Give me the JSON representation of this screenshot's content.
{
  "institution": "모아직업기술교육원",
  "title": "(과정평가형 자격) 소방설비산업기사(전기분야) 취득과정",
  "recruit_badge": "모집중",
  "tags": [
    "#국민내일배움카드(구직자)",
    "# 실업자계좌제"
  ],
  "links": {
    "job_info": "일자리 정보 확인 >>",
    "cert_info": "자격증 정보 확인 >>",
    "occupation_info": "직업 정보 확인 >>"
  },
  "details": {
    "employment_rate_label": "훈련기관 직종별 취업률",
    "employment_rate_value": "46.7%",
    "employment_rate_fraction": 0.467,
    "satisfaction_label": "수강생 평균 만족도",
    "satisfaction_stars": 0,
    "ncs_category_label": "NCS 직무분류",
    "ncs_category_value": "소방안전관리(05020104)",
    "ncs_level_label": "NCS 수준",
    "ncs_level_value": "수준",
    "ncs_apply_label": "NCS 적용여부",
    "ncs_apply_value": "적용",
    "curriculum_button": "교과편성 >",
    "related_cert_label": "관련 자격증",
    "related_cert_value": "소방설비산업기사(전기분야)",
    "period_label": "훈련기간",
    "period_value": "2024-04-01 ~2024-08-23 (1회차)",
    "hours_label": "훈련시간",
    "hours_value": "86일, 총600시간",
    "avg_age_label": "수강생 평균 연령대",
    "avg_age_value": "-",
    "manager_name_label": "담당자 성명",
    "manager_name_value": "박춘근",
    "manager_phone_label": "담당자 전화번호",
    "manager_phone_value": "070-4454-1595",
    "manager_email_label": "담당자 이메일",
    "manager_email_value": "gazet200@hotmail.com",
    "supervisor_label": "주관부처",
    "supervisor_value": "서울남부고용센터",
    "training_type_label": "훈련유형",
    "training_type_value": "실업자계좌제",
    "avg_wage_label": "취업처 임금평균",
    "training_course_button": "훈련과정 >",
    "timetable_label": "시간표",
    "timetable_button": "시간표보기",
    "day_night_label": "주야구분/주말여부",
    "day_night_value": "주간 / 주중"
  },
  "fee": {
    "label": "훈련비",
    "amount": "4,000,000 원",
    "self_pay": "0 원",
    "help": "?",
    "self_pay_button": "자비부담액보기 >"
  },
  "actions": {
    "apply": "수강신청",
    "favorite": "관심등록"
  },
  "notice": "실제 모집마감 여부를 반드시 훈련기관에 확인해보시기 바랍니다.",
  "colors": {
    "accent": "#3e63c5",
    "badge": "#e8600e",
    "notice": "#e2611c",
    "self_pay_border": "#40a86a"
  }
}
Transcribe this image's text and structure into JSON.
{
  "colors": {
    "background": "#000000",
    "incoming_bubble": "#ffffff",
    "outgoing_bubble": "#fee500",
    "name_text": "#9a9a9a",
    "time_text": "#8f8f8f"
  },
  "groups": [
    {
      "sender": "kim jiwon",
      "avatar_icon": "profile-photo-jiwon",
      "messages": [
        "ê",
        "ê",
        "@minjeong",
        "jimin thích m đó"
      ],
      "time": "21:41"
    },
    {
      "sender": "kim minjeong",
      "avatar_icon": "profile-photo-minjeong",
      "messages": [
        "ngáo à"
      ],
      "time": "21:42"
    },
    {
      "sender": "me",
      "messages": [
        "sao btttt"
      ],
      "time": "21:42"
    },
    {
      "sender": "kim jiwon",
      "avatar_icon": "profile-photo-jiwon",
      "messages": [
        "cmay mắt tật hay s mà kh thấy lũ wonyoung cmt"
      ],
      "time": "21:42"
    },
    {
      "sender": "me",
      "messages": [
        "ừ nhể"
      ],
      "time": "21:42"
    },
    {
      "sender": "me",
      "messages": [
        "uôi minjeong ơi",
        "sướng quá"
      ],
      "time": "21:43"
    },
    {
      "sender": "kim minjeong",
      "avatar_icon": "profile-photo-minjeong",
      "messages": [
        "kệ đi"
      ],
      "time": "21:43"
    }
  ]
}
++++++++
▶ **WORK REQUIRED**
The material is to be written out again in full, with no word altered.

▶ **REPLY**
Give me the JSON representation of this screenshot's content.
{
  "institution": "모아직업기술교육원",
  "title": "(과정평가형 자격) 소방설비산업기사(전기분야) 취득과정",
  "recruit_badge": "모집중",
  "tags": [
    "#국민내일배움카드(구직자)",
    "# 실업자계좌제"
  ],
  "links": {
    "job_info": "일자리 정보 확인 >>",
    "cert_info": "자격증 정보 확인 >>",
    "occupation_info": "직업 정보 확인 >>"
  },
  "details": {
    "employment_rate_label": "훈련기관 직종별 취업률",
    "employment_rate_value": "46.7%",
    "employment_rate_fraction": 0.467,
    "satisfaction_label": "수강생 평균 만족도",
    "satisfaction_stars": 0,
    "ncs_category_label": "NCS 직무분류",
    "ncs_category_value": "소방안전관리(05020104)",
    "ncs_level_label": "NCS 수준",
    "ncs_level_value": "수준",
    "ncs_apply_label": "NCS 적용여부",
    "ncs_apply_value": "적용",
    "curriculum_button": "교과편성 >",
    "related_cert_label": "관련 자격증",
    "related_cert_value": "소방설비산업기사(전기분야)",
    "period_label": "훈련기간",
    "period_value": "2024-04-01 ~2024-08-23 (1회차)",
    "hours_label": "훈련시간",
    "hours_value": "86일, 총600시간",
    "avg_age_label": "수강생 평균 연령대",
    "avg_age_value": "-",
    "manager_name_label": "담당자 성명",
    "manager_name_value": "박춘근",
    "manager_phone_label": "담당자 전화번호",
    "manager_phone_value": "070-4454-1595",
    "manager_email_label": "담당자 이메일",
    "manager_email_value": "gazet200@hotmail.com",
    "supervisor_label": "주관부처",
    "supervisor_value": "서울남부고용센터",
    "training_type_label": "훈련유형",
    "training_type_value": "실업자계좌제",
    "avg_wage_label": "취업처 임금평균",
    "training_course_button": "훈련과정 >",
    "timetable_label": "시간표",
    "timetable_button": "시간표보기",
    "day_night_label": "주야구분/주말여부",
    "day_night_value": "주간 / 주중"
  },
  "fee": {
    "label": "훈련비",
    "amount": "4,000,000 원",
    "self_pay": "0 원",
    "help": "?",
    "self_pay_button": "자비부담액보기 >"
  },
  "actions": {
    "apply": "수강신청",
    "favorite": "관심등록"
  },
  "notice": "실제 모집마감 여부를 반드시 훈련기관에 확인해보시기 바랍니다.",
  "colors": {
    "accent": "#3e63c5",
    "badge": "#e8600e",
    "notice": "#e2611c",
    "self_pay_border": "#40a86a"
  }
}
Transcribe this image's text and structure into JSON.
{
  "colors": {
    "background": "#000000",
    "incoming_bubble": "#ffffff",
    "outgoing_bubble": "#fee500",
    "name_text": "#9a9a9a",
    "time_text": "#8f8f8f"
  },
  "groups": [
    {
      "sender": "kim jiwon",
      "avatar_icon": "profile-photo-jiwon",
      "messages": [
        "ê",
        "ê",
        "@minjeong",
        "jimin thích m đó"
      ],
      "time": "21:41"
    },
    {
      "sender": "kim minjeong",
      "avatar_icon": "profile-photo-minjeong",
      "messages": [
        "ngáo à"
      ],
      "time": "21:42"
    },
    {
      "sender": "me",
      "messages": [
        "sao btttt"
      ],
      "time": "21:42"
    },
    {
      "sender": "kim jiwon",
      "avatar_icon": "profile-photo-jiwon",
      "messages": [
        "cmay mắt tật hay s mà kh thấy lũ wonyoung cmt"
      ],
      "time": "21:42"
    },
    {
      "sender": "me",
      "messages": [
        "ừ nhể"
      ],
      "time": "21:42"
    },
    {
      "sender": "me",
      "messages": [
        "uôi minjeong ơi",
        "sướng quá"
      ],
      "time": "21:43"
    },
    {
      "sender": "kim minjeong",
      "avatar_icon": "profile-photo-minjeong",
      "messages": [
        "kệ đi"
      ],
      "time": "21:43"
    }
  ]
}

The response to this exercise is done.